According to figures from January of this year, anti-poverty charity Oxfam estimates that, according to current trends, 1% of the global population owns more wealth than the other 99%. By 2016, 1% could own over 50% of global wealth.
"We cannot have 0.1 percent of 0.1 percent taking all the spoils," Johann Rupert said on Monday, according to Bloomberg. "It’s unfair and it is not sustainable."
Sitting high atop the wealth pyramid, Rupert has learned a lot about inequality. The executive chairman of Richemont SA, he has earned a $7.5 billion fortune by selling Cartier jewelry and Chloe fashion.
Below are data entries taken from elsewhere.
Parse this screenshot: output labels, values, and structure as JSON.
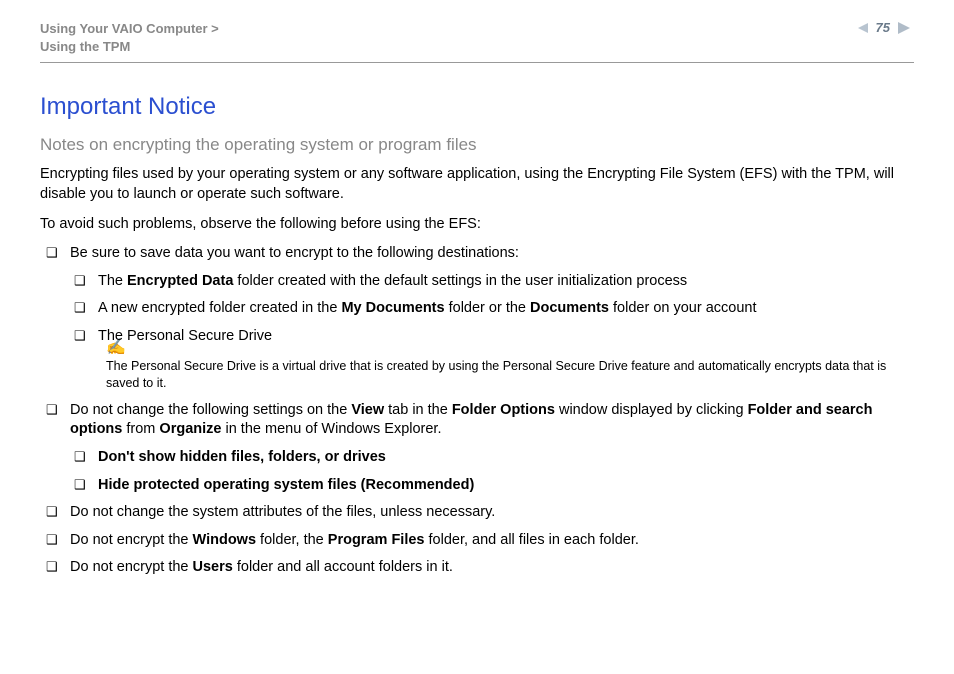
{
  "header": {
    "breadcrumb_line1": "Using Your VAIO Computer >",
    "breadcrumb_line2": "Using the TPM",
    "page_number": "75"
  },
  "title": "Important Notice",
  "subtitle": "Notes on encrypting the operating system or program files",
  "para1": "Encrypting files used by your operating system or any software application, using the Encrypting File System (EFS) with the TPM, will disable you to launch or operate such software.",
  "para2": "To avoid such problems, observe the following before using the EFS:",
  "bullets": {
    "b1": "Be sure to save data you want to encrypt to the following destinations:",
    "b1_sub": {
      "s1_pre": "The ",
      "s1_b": "Encrypted Data",
      "s1_post": " folder created with the default settings in the user initialization process",
      "s2_pre": "A new encrypted folder created in the ",
      "s2_b1": "My Documents",
      "s2_mid": " folder or the ",
      "s2_b2": "Documents",
      "s2_post": " folder on your account",
      "s3": "The Personal Secure Drive"
    },
    "note": "The Personal Secure Drive is a virtual drive that is created by using the Personal Secure Drive feature and automatically encrypts data that is saved to it.",
    "b2_pre": "Do not change the following settings on the ",
    "b2_b1": "View",
    "b2_m1": " tab in the ",
    "b2_b2": "Folder Options",
    "b2_m2": " window displayed by clicking ",
    "b2_b3": "Folder and search options",
    "b2_m3": " from ",
    "b2_b4": "Organize",
    "b2_post": " in the menu of Windows Explorer.",
    "b2_sub": {
      "s1": "Don't show hidden files, folders, or drives",
      "s2": "Hide protected operating system files (Recommended)"
    },
    "b3": "Do not change the system attributes of the files, unless necessary.",
    "b4_pre": "Do not encrypt the ",
    "b4_b1": "Windows",
    "b4_m1": " folder, the ",
    "b4_b2": "Program Files",
    "b4_post": " folder, and all files in each folder.",
    "b5_pre": "Do not encrypt the ",
    "b5_b1": "Users",
    "b5_post": " folder and all account folders in it."
  }
}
It’s a problem that many economists are grappling with, and it’s so complicated that there may not be any simple answers. One obvious solution – though practically speaking difficult to implement – involves boosting those in the lower percent. This would involve finding ways to get poor and middle class families to invest in long-term assets. Homes, for example.
Another is to redistribute the vast amounts held by the world’s richest. Raising taxes is one solution. Salary caps are another, albeit a little unprecedented.
Taxation and salary caps aren’t for Johann Rupert, so he’s proposed another, more immediate threat to the low-wage – even mid-wage – worker: robots.
It’s not an altogether unfounded idea. Automation of the workplace has certainly led to fewer workers in a number of industries. Robots have become increasingly prevalent in routine factory jobs, and the more advanced artificial intelligence and robotics become, the more industries could be impacted.
"How is society going to cope with structural unemployment and the envy, hatred and the social warfare?" Rupert said. "We are destroying the middle class at this stage and it will affect us. It’s unfair. So that’s what keeps me awake at night."
Imagine if instead of hiring full-time fast food workers, McDonald’s could just pay a one-time fee to build some creepy clown bots? That’s what keeps me awake at night.
But in some respects, Rupert appears to be letting himself – and fellow 1 percenters – off the hook. While unemployment certainly fuels the wealth gap, they’re not synonymous, and pointing the finger at an army of robotic boogeymen may miss the larger point.
While income inequality measures strictly refer to the amount of money earned each year, wealth inequality refers to more concrete assets.
"Person A and Person B both have an income of $25,000 per year," Hamilton Nolan writes for Gawker. "But A has a net worth of $1 million, and B has a net worth of $0. Here we have no income inequality, and yet Person A flourishes, while Person B struggles to survive."
That net worth can exist in a number of ways, including property ownership, and, more importantly, stock market shares.
So even if we do prevent Roomba vacuums from unionizing and putting service workers out of business, that wealth gap will remain until those laborers are afforded the opportunity to invest in their futures, rather than left to slave away for their present.
"We’re in for a huge change in society," Rupert said. "Get used to it. And be prepared."
Sounds like a good populist chant for tax reform.